The sound of construction permeates the air at 50 County Road 13, across the street from the Cuba Independent Schools Administration Building. Landscapers are busy putting the finishing touches on this $1.2 million, 5,000-square-foot hub for the school administrative staff.
Currently, the many departments that help run the day-to-day school operations in Cuba are scattered throughout the educational grid that consists of the Cuba High School and Middle School.
Across the street from the hustle of work being finished is the superintendent of Cuba Independent Schools, Karen Sanchez-Griego. Her experience and knowledge of the area are felt as she prepares to put into a nutshell her passion for education.
“I am committed to help the Village of Cuba bring equity to its educational system; this is my main goal,” she said.
Recently, Sanchez -Griego said she was able to give the Cuba libraries more reflective material for the young students in the area to have access to and read.
“What we had for the longest time were a lot of Puritan books, books about the military and nothing about Native Americans and Hispanics,” she said.
Literacy is very important, Sanchez-Griego said, and having material that reflects the people and the culture a student comes from has a lasting effect on how they perceive themselves and education in general.
Another goal she pointed out was the need for computers in the rural areas near Cuba that have no bus access.
“Our students were able to continue their education as of 2020, even if they couldn’t make it to school due to bad weather,” she said.
This was all done before the pandemic in March, she said, after the school applied for and received a $350,000 federal grant to place computers in many students’ homes.
“From kindergarten all the way down to preschool… we wanted to help our kids get into the 21st Century, even if they didn’t have access to the internet,” Sanchez-Griego said.
After getting the grant, each teacher would upload a lesson for the week beginning on Monday morning in case there was a snowstorm or anything that would cause an interruption in a student’s learning, she said.
“We bought them bags, we bought them headsets, and one thing (Sandoval County) Commissioner (F. Kenneth) Eichwald was instrumental in was helping the kids that graduated from high school walk away with that very laptop,” she said.
For this to happen, she said, the Sandoval County Commission had to look for funding up to $36,000 so students graduating could have the computers they were working on so they could move on to a secondary education.
“We wanted the kids to see this equipment as theirs upon graduation, but the state (Public Education Department) said we weren’t allowed to give these kids the computers when they were no longer in school,” she said.
With the commission’s help, Sanchez-Griego said, Cuba schools were able to write the computers off and purchase them for each student.
“This is something I think needs to continue,” she said.
Sanchez-Griego is trying to find funding that will allow the senior class of 2021 at Cuba High School to also keep their laptops post-graduation.
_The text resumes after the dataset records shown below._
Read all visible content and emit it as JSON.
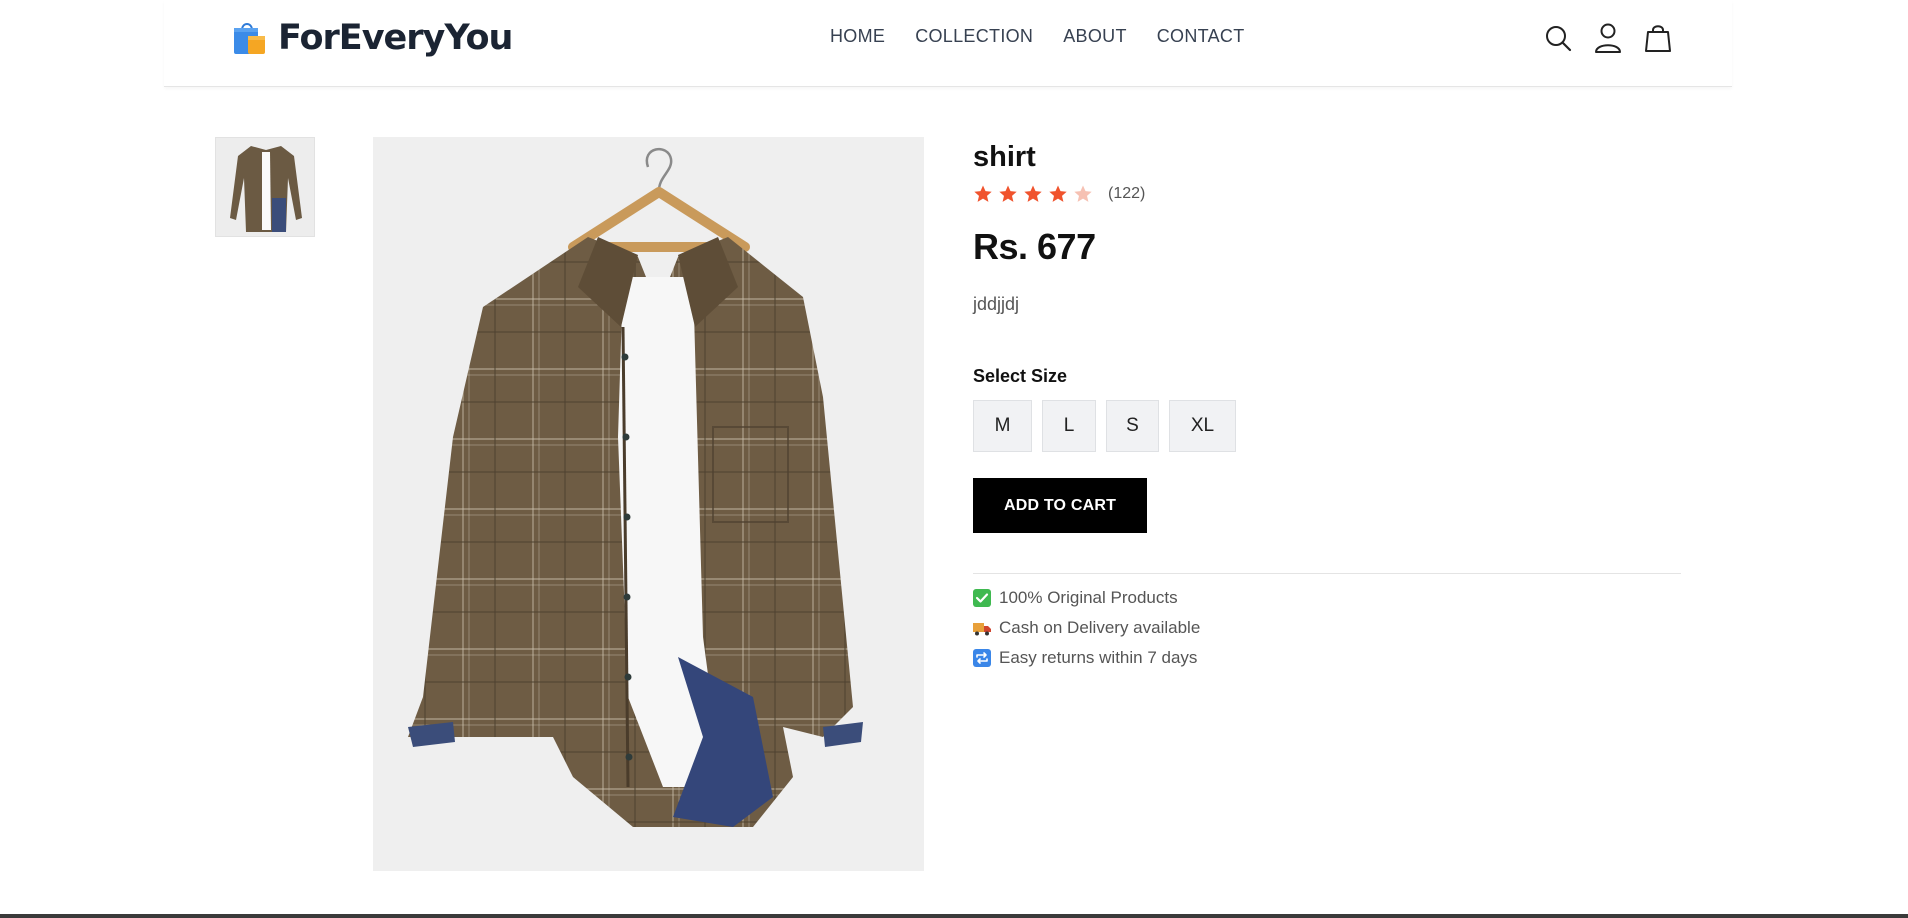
{
  "header": {
    "brand": "ForEveryYou",
    "nav": [
      "HOME",
      "COLLECTION",
      "ABOUT",
      "CONTACT"
    ],
    "icons": [
      "search-icon",
      "user-icon",
      "shopping-bag-icon"
    ]
  },
  "product": {
    "title": "shirt",
    "rating_stars": 4,
    "rating_max": 5,
    "review_count": "(122)",
    "price": "Rs. 677",
    "description": "jddjjdj",
    "size_label": "Select Size",
    "sizes": [
      "M",
      "L",
      "S",
      "XL"
    ],
    "add_to_cart": "ADD TO CART",
    "perks": [
      {
        "icon": "check-icon",
        "text": "100% Original Products"
      },
      {
        "icon": "truck-icon",
        "text": "Cash on Delivery available"
      },
      {
        "icon": "repeat-icon",
        "text": "Easy returns within 7 days"
      }
    ]
  },
  "colors": {
    "star_filled": "#f0532d",
    "star_empty": "#f6c1b3",
    "button_bg": "#000000",
    "brand_text": "#1b2433"
  }
}
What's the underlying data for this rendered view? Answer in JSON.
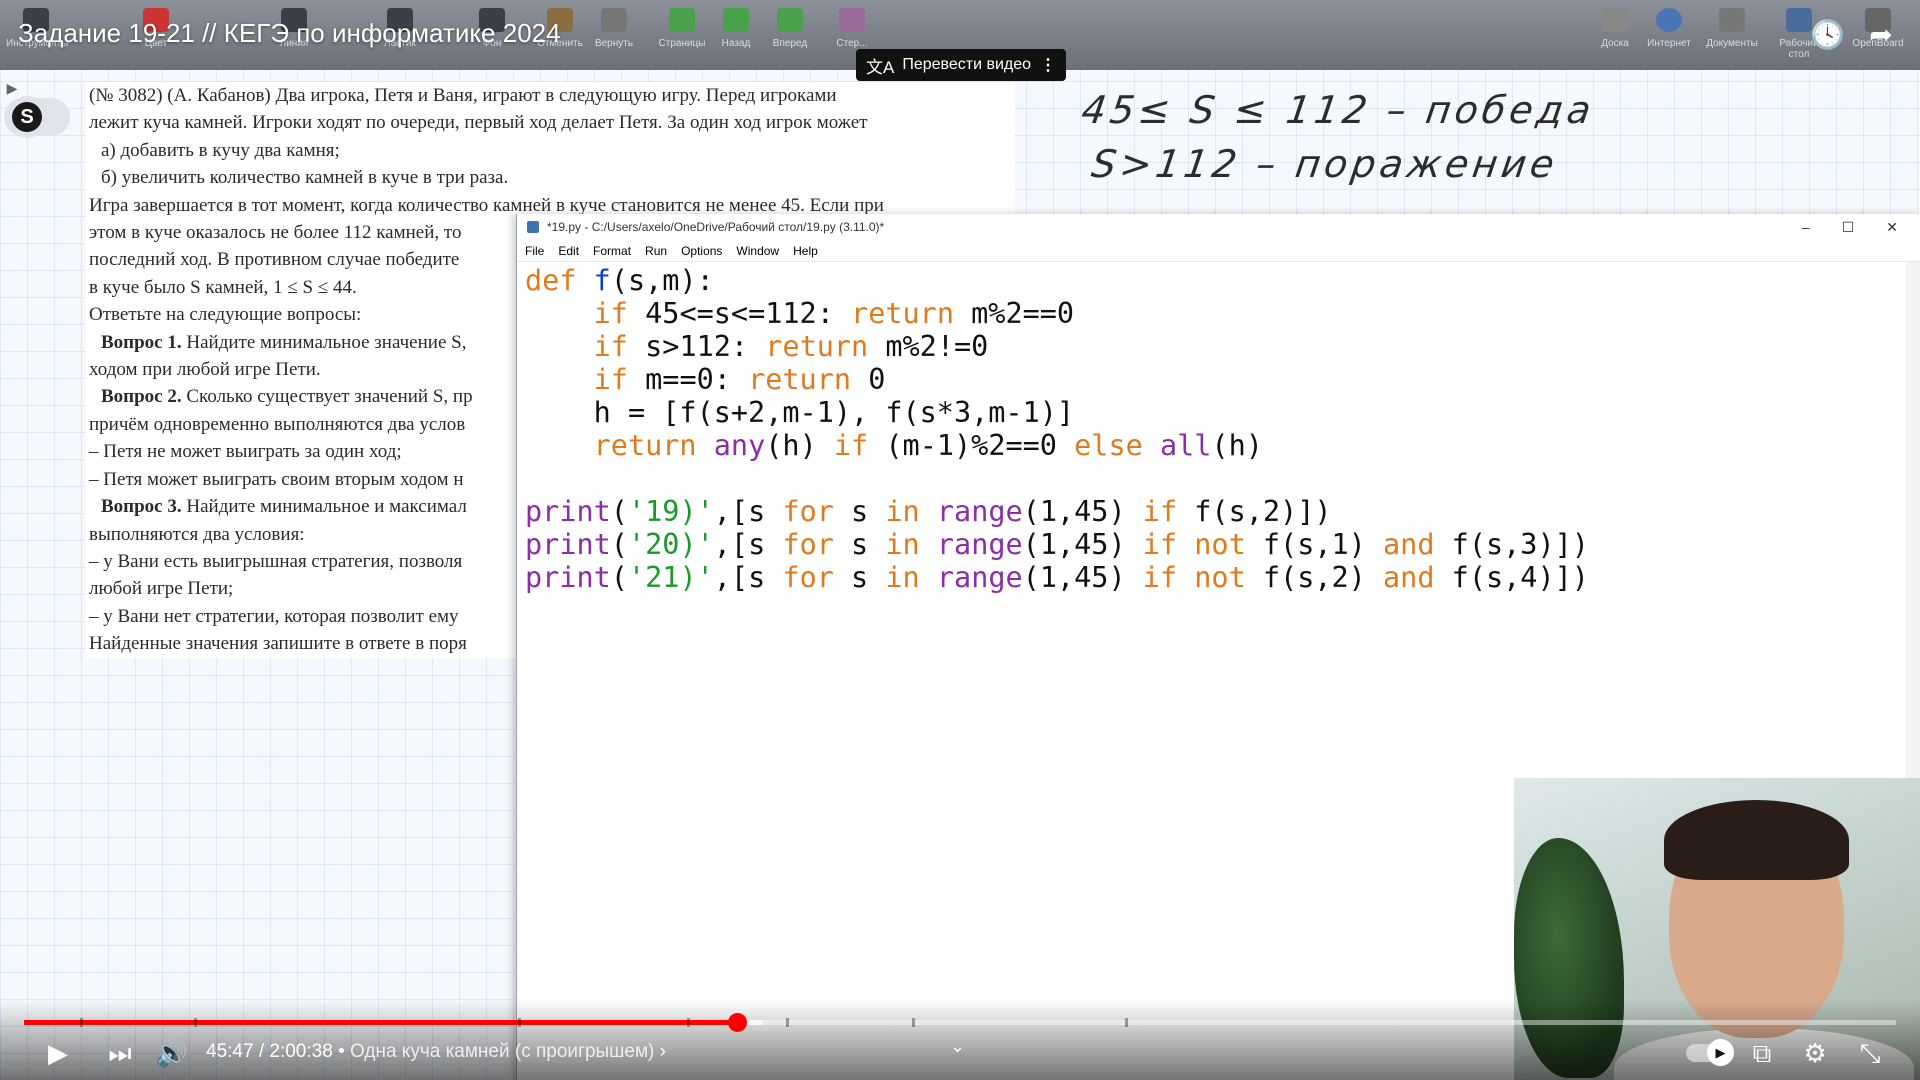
{
  "video": {
    "title": "Задание 19-21 // КЕГЭ по информатике 2024",
    "translate_label": "Перевести видео",
    "time_current": "45:47",
    "time_total": "2:00:38",
    "chapter": "Одна куча камней (с проигрышем)",
    "progress_fraction": 0.381
  },
  "toolbar": {
    "tools": [
      "Инструменты",
      "Цвет",
      "Линия",
      "Ластик",
      "Фон",
      "Отменить",
      "Вернуть",
      "Страницы",
      "Назад",
      "Вперед",
      "Стер..."
    ],
    "right_tools": [
      "Доска",
      "Интернет",
      "Документы",
      "Рабочий стол",
      "OpenBoard"
    ]
  },
  "task": {
    "lines": [
      "(№ 3082) (А. Кабанов) Два игрока, Петя и Ваня, играют в следующую игру. Перед игроками",
      "лежит куча камней. Игроки ходят по очереди, первый ход делает Петя. За один ход игрок может",
      "а) добавить в кучу два камня;",
      "б) увеличить количество камней в куче в три раза.",
      "Игра завершается в тот момент, когда количество камней в куче становится не менее 45. Если при",
      "этом в куче оказалось не более 112 камней, то",
      "последний ход. В противном случае победите",
      "в куче было S камней, 1 ≤ S ≤ 44.",
      "Ответьте на следующие вопросы:",
      "Найдите минимальное значение S,",
      "ходом при любой игре Пети.",
      "Сколько существует значений S, пр",
      "причём одновременно выполняются два услов",
      "– Петя не может выиграть за один ход;",
      "– Петя может выиграть своим вторым ходом н",
      "Найдите минимальное и максимал",
      "выполняются два условия:",
      "– у Вани есть выигрышная стратегия, позволя",
      "любой игре Пети;",
      "– у Вани нет стратегии, которая позволит ему",
      "Найденные значения запишите в ответе в поря"
    ],
    "q1": "Вопрос 1.",
    "q2": "Вопрос 2.",
    "q3": "Вопрос 3."
  },
  "handwriting": {
    "line1": "45≤ S ≤ 112 – победа",
    "line2": "S>112 – поражение"
  },
  "idle": {
    "title": "*19.py - C:/Users/axelo/OneDrive/Рабочий стол/19.py (3.11.0)*",
    "menu": [
      "File",
      "Edit",
      "Format",
      "Run",
      "Options",
      "Window",
      "Help"
    ]
  },
  "colors": {
    "keyword": "#e07a1f",
    "function": "#0d3bd6",
    "builtin": "#8b2ea8",
    "string": "#1b9a2c",
    "progress": "#ff0000"
  }
}
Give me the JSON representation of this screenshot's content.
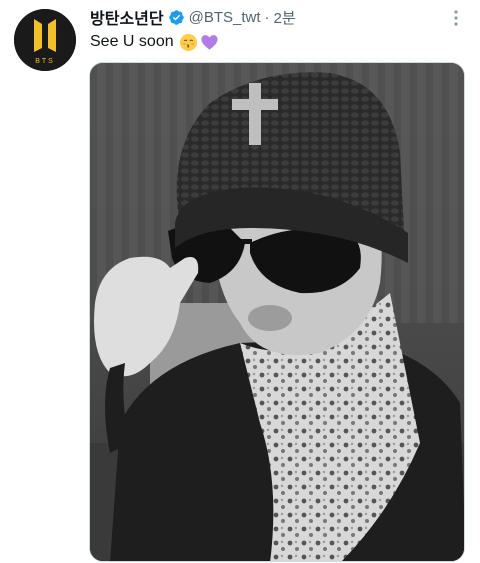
{
  "tweet": {
    "display_name": "방탄소년단",
    "handle": "@BTS_twt",
    "separator": "·",
    "time": "2분",
    "text": "See U soon",
    "emojis": [
      "kissing-face-emoji",
      "purple-heart-emoji"
    ]
  },
  "avatar": {
    "logo_text": "BTS",
    "accent": "#f3c02a",
    "background": "#1a1a1a"
  },
  "colors": {
    "verified": "#1d9bf0",
    "muted": "#536471",
    "text": "#0f1419",
    "heart": "#b07be6"
  },
  "icons": {
    "verified": "verified-badge-icon",
    "more": "more-options-icon"
  },
  "media": {
    "type": "photo"
  }
}
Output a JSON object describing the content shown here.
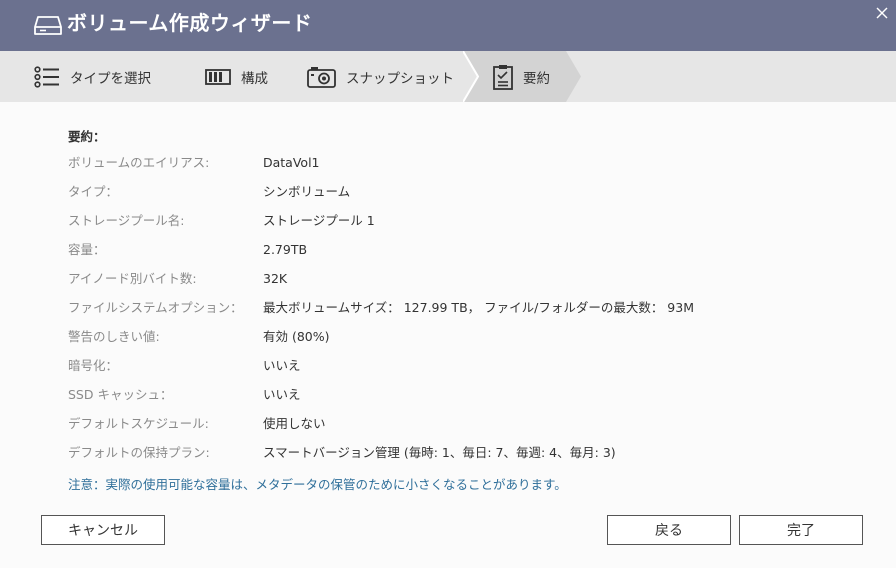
{
  "window": {
    "title": "ボリューム作成ウィザード"
  },
  "steps": [
    {
      "label": "タイプを選択",
      "icon": "list-icon",
      "active": false
    },
    {
      "label": "構成",
      "icon": "config-icon",
      "active": false
    },
    {
      "label": "スナップショット",
      "icon": "camera-icon",
      "active": false
    },
    {
      "label": "要約",
      "icon": "clipboard-check-icon",
      "active": true
    }
  ],
  "summary": {
    "heading": "要約：",
    "rows": [
      {
        "label": "ボリュームのエイリアス:",
        "value": "DataVol1"
      },
      {
        "label": "タイプ：",
        "value": "シンボリューム"
      },
      {
        "label": "ストレージプール名:",
        "value": "ストレージプール 1"
      },
      {
        "label": "容量：",
        "value": "2.79TB"
      },
      {
        "label": "アイノード別バイト数:",
        "value": "32K"
      },
      {
        "label": "ファイルシステムオプション：",
        "value": "最大ボリュームサイズ： 127.99 TB， ファイル/フォルダーの最大数： 93M"
      },
      {
        "label": "警告のしきい値:",
        "value": "有効 (80%)"
      },
      {
        "label": "暗号化：",
        "value": "いいえ"
      },
      {
        "label": "SSD キャッシュ：",
        "value": "いいえ"
      },
      {
        "label": "デフォルトスケジュール:",
        "value": "使用しない"
      },
      {
        "label": "デフォルトの保持プラン:",
        "value": "スマートバージョン管理 (毎時: 1、毎日: 7、毎週: 4、毎月: 3)"
      }
    ],
    "note": "注意：実際の使用可能な容量は、メタデータの保管のために小さくなることがあります。"
  },
  "buttons": {
    "cancel": "キャンセル",
    "back": "戻る",
    "finish": "完了"
  },
  "colors": {
    "titlebar": "#6b718f",
    "steps_bg": "#e6e6e6",
    "active_step": "#d3d3d3",
    "note": "#2f6f9a"
  }
}
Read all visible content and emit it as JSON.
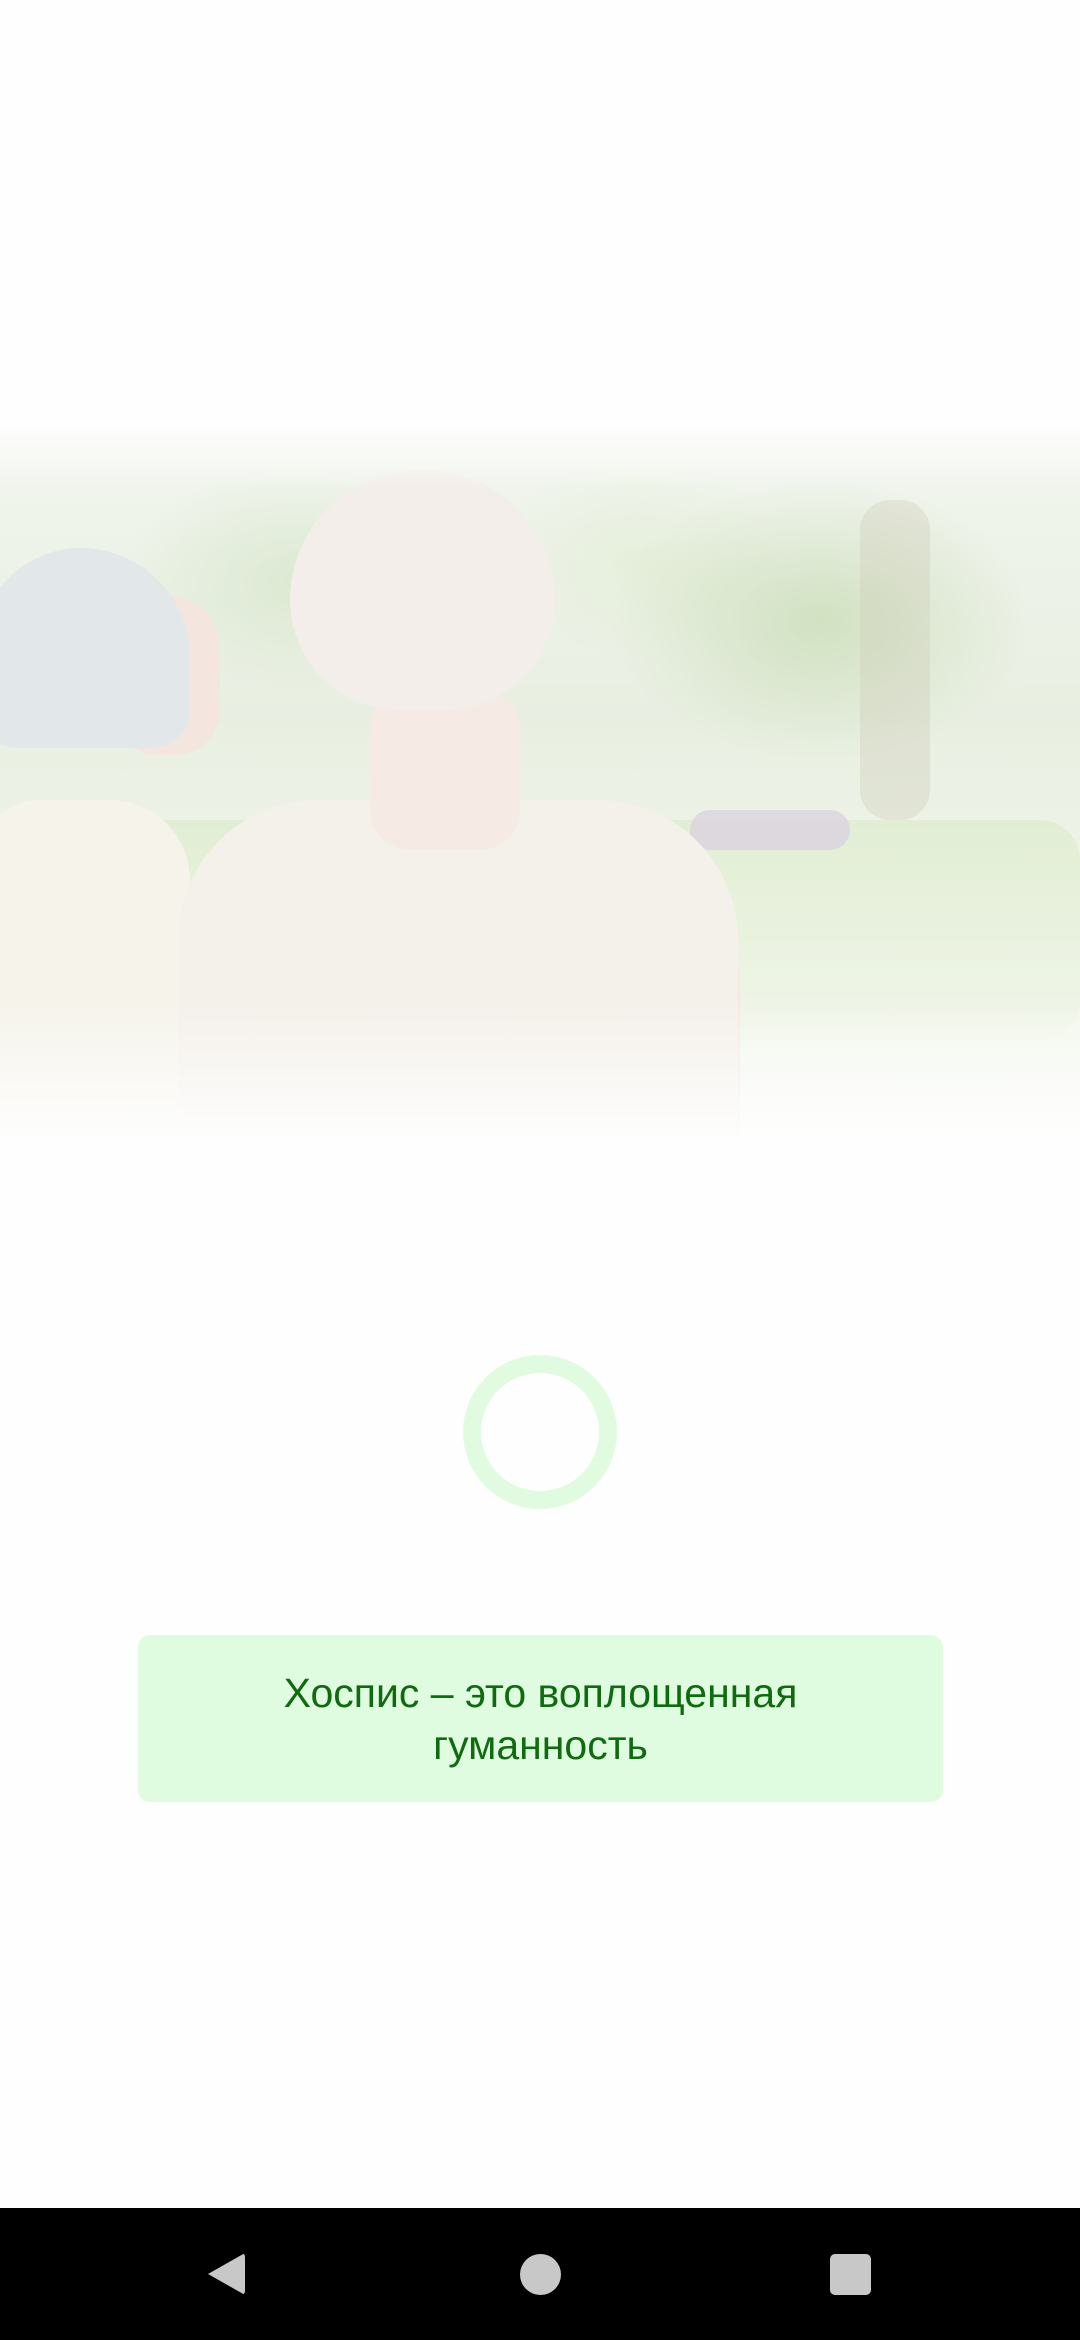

As for a new administration building, Sanchez-Griego said it will open soon.